Task details → Go through the data below and return each line containing the word "location".

┏━━

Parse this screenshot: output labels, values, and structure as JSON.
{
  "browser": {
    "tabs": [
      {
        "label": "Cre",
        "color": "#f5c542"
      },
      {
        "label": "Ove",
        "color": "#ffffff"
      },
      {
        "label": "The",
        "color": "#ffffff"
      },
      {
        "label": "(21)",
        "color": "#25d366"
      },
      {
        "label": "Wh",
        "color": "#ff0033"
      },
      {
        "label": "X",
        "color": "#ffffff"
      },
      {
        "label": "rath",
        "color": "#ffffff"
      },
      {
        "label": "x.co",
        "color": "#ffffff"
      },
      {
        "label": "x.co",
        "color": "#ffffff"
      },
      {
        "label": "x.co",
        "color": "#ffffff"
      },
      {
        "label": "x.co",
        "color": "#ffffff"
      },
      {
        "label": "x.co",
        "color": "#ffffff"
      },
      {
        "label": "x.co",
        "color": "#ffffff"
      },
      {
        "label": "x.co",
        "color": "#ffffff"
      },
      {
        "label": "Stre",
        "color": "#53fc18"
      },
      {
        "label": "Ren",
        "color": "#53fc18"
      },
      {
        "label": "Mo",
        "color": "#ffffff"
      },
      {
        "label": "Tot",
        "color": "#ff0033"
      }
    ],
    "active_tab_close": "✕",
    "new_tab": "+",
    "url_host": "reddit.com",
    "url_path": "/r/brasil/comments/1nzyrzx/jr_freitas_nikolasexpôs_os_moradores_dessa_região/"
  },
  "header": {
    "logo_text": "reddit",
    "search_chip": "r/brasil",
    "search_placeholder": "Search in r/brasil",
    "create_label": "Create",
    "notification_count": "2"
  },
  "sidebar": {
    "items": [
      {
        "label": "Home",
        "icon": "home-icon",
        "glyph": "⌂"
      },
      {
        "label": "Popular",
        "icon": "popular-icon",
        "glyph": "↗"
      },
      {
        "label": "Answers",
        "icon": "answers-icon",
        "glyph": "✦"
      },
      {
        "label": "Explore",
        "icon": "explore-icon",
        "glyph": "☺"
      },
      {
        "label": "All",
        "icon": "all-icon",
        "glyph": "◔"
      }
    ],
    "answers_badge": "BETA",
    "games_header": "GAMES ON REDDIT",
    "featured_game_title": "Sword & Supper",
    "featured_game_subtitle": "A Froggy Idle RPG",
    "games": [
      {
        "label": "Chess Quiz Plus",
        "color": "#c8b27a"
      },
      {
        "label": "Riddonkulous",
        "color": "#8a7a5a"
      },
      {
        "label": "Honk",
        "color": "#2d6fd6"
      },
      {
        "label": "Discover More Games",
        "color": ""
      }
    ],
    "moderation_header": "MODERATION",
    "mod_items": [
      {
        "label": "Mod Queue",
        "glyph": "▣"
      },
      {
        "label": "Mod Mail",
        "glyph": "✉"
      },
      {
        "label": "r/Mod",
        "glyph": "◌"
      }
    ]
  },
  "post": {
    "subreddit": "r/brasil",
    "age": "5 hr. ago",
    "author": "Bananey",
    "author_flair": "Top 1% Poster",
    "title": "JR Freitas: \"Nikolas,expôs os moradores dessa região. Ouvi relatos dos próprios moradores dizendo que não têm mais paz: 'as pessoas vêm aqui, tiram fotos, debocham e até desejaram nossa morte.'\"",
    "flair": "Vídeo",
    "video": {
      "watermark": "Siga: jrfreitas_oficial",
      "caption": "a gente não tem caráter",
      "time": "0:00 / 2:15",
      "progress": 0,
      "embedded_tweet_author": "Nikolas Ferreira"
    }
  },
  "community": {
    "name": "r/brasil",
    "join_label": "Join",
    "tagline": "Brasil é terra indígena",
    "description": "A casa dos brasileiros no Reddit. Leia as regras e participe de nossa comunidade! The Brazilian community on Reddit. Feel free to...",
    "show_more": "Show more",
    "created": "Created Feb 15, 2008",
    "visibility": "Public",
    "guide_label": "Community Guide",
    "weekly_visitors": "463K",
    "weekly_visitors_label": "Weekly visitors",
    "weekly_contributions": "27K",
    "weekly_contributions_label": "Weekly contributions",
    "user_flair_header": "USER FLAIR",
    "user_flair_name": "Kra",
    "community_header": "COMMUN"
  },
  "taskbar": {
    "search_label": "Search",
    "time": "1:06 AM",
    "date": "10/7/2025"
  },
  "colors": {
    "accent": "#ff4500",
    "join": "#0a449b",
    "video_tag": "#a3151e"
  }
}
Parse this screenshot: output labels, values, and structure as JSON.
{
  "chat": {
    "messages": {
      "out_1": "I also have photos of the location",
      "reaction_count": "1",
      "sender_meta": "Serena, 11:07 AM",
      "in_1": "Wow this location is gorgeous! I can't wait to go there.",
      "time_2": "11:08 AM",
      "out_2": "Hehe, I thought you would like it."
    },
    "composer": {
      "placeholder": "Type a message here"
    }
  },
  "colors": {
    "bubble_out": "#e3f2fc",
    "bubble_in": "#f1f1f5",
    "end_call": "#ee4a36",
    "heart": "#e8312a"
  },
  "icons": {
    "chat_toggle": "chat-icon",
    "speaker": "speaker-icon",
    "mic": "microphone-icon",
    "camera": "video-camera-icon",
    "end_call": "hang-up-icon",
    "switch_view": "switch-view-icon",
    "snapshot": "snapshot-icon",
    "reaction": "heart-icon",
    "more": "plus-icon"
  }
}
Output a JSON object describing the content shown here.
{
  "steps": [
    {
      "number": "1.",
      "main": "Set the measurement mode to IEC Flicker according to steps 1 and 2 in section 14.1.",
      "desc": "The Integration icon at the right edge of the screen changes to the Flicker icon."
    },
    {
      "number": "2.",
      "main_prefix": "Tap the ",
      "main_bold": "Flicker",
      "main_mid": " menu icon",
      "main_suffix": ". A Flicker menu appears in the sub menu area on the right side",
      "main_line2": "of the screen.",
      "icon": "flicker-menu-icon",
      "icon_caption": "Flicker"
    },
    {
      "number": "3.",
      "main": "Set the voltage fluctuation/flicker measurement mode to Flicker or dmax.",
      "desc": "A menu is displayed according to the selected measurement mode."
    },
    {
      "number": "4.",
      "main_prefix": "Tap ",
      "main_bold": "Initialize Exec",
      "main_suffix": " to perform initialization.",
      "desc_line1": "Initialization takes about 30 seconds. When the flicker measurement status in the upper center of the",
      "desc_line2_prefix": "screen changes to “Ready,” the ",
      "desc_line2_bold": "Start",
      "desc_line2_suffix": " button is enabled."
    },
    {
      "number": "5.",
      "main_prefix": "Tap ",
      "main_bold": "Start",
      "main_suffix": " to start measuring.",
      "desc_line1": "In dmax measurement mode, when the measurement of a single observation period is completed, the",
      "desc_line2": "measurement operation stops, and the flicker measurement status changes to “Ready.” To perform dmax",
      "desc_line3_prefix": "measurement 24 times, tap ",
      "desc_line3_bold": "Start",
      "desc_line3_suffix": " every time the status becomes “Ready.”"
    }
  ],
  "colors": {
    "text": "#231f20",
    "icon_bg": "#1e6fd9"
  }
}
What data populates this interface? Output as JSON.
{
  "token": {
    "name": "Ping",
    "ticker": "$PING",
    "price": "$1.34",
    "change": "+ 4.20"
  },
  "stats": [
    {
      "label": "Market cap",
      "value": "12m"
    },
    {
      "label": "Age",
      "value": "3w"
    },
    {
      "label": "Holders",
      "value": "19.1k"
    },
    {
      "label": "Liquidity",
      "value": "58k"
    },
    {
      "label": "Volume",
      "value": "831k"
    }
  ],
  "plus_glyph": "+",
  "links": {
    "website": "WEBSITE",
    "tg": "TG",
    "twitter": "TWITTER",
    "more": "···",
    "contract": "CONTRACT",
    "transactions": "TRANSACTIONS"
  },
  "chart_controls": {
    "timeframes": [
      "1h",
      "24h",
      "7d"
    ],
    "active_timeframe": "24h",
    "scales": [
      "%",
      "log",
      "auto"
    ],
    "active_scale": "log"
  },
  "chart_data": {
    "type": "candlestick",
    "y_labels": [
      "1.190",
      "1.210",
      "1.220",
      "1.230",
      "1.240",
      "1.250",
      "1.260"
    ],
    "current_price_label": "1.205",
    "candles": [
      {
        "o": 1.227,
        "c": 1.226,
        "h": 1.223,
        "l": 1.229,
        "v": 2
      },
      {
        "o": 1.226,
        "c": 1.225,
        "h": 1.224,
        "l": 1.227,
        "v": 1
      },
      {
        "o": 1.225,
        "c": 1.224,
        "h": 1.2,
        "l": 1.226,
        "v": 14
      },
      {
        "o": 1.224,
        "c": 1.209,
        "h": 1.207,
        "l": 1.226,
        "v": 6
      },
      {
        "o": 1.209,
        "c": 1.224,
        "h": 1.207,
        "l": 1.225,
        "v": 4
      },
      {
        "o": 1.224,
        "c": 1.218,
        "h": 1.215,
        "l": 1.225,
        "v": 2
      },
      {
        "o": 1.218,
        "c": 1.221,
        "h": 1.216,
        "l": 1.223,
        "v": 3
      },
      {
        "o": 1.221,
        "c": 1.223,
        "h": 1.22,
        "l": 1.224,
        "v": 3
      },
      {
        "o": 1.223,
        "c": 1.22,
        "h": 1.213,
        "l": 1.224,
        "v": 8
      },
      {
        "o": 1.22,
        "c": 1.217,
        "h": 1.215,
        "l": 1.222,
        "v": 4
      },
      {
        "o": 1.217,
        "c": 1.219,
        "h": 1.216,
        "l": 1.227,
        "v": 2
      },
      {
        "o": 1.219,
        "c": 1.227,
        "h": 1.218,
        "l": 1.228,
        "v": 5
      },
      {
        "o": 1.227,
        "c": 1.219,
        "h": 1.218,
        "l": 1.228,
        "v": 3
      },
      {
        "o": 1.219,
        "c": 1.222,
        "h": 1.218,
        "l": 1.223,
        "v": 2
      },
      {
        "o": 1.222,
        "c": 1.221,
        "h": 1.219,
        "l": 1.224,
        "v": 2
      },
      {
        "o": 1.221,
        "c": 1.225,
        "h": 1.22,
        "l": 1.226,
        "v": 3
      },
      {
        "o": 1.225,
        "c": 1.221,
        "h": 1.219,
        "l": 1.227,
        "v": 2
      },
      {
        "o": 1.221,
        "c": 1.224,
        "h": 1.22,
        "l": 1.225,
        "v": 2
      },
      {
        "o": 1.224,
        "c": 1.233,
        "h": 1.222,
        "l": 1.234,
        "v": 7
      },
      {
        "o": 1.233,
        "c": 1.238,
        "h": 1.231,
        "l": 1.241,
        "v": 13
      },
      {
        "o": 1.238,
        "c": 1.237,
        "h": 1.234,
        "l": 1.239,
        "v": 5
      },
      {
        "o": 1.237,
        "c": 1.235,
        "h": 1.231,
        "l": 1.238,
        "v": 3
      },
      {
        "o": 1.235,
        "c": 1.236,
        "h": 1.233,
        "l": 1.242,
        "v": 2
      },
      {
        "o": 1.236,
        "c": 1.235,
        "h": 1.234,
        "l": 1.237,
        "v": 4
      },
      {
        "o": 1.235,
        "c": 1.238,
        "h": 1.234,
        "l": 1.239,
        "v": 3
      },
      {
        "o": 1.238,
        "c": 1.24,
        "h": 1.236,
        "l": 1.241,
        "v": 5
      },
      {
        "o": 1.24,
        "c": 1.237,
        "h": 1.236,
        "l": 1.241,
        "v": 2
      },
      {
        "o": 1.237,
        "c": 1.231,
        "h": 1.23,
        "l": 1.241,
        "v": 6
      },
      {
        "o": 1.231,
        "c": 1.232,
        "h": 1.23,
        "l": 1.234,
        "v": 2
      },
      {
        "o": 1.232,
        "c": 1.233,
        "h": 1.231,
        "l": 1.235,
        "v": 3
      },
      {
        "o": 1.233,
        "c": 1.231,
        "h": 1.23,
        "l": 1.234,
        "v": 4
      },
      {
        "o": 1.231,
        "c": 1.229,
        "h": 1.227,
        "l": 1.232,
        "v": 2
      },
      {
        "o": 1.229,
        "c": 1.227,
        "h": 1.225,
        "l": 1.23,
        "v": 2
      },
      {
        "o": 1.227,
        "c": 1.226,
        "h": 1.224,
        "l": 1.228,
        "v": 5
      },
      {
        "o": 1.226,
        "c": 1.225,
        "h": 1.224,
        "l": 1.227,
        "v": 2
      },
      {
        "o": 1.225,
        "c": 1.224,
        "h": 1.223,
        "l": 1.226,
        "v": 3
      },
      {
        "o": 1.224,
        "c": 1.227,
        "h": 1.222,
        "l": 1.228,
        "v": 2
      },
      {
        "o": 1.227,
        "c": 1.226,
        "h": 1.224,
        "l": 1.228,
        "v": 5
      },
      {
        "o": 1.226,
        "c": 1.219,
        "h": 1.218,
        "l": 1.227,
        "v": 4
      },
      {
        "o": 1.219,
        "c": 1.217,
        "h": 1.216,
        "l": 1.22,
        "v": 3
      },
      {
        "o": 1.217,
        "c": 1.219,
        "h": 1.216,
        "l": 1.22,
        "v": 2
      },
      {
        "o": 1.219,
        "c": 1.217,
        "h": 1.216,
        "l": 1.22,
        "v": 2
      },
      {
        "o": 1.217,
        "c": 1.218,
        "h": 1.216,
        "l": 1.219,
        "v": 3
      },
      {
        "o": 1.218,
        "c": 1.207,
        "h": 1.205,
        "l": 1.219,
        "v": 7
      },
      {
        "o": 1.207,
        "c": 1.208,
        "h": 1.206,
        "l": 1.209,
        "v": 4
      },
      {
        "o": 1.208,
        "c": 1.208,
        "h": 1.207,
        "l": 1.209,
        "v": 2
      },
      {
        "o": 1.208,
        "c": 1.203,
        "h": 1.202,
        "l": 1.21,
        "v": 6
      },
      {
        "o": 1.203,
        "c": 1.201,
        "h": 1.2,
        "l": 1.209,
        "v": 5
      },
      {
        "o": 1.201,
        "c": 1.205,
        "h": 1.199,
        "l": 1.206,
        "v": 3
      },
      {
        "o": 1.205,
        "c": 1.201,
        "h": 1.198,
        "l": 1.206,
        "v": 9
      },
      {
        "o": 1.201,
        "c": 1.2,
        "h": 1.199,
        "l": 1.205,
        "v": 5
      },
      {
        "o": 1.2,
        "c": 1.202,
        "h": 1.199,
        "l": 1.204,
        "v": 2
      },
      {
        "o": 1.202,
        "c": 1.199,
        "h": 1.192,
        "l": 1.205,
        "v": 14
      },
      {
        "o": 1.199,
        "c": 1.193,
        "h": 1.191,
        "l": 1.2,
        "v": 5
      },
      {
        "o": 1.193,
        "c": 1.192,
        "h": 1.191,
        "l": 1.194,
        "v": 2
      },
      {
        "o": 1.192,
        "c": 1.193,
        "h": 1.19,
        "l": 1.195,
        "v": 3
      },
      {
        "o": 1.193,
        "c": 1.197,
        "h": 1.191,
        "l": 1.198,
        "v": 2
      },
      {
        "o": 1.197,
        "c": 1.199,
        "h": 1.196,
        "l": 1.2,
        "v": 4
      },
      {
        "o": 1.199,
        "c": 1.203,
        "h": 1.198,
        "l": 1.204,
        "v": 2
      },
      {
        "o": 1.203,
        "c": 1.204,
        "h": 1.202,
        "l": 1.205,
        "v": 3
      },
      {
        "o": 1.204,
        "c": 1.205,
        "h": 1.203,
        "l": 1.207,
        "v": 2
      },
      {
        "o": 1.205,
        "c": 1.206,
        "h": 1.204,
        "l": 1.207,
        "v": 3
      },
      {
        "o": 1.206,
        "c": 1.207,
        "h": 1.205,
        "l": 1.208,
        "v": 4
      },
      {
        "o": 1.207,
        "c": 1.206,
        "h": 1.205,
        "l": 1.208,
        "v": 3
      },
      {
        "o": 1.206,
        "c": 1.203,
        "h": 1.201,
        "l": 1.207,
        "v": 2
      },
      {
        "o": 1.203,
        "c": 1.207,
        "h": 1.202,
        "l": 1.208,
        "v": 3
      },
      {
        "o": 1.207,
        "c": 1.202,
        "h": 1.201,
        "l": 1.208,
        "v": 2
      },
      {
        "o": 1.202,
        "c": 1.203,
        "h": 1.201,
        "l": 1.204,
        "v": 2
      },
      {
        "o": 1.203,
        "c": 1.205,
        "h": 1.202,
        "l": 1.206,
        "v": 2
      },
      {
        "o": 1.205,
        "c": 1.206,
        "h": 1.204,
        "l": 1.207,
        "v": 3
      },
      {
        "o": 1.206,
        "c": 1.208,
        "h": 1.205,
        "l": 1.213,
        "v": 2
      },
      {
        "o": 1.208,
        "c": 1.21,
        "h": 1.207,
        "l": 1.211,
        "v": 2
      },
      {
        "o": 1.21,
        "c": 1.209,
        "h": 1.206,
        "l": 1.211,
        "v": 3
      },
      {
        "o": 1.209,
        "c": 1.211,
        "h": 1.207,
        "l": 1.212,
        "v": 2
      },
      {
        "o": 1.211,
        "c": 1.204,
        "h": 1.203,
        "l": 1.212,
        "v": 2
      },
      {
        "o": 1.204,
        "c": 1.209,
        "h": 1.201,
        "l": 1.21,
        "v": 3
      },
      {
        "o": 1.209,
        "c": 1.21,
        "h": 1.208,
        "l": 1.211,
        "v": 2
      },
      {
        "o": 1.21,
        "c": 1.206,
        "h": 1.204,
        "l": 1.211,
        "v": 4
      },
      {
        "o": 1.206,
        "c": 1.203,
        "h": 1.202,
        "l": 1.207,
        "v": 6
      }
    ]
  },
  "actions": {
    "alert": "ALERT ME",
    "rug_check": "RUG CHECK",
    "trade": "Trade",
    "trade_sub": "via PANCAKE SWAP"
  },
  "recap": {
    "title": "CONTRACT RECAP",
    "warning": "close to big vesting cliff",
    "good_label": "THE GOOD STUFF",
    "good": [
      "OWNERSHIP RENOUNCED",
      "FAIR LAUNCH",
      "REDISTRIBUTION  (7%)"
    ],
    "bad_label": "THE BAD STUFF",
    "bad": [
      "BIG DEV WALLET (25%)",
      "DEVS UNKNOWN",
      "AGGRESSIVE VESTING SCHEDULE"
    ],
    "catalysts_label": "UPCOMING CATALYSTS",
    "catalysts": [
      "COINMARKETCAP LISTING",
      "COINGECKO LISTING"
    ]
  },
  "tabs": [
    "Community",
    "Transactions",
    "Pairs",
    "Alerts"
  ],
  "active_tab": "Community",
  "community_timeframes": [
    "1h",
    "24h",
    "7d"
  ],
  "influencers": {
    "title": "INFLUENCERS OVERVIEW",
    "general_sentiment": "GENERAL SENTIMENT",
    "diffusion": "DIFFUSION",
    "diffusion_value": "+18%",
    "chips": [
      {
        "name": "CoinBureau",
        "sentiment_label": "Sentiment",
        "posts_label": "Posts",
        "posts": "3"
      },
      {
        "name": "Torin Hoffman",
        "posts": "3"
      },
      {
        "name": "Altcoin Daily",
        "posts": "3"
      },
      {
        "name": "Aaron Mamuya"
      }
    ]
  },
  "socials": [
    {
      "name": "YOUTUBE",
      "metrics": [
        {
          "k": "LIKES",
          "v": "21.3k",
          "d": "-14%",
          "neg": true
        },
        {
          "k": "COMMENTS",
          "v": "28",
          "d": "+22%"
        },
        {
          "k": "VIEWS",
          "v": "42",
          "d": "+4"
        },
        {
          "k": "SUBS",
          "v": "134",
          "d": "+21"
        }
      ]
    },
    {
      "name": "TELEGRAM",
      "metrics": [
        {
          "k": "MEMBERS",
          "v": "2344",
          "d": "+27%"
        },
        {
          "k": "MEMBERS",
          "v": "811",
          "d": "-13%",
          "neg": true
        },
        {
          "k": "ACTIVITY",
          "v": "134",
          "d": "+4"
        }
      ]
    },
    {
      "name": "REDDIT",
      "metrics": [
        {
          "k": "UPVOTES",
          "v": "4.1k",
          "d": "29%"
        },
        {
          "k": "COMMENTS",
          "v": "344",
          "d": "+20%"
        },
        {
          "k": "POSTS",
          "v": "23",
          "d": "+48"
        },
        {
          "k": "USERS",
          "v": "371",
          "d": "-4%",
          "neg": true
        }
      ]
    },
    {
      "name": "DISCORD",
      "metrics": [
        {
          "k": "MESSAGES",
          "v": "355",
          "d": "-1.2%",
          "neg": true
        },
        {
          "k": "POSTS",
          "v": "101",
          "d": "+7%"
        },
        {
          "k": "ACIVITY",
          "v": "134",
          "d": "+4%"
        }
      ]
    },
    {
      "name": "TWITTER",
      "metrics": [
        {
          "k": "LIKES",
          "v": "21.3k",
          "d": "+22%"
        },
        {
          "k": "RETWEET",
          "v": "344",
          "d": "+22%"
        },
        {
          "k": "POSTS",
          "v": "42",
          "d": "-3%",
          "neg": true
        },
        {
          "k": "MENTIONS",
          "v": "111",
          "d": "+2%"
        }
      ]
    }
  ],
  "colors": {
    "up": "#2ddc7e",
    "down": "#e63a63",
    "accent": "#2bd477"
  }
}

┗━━

Answer below →
      "out_1": "I also have photos of the location",
      "in_1": "Wow this location is gorgeous! I can't wait to go there.",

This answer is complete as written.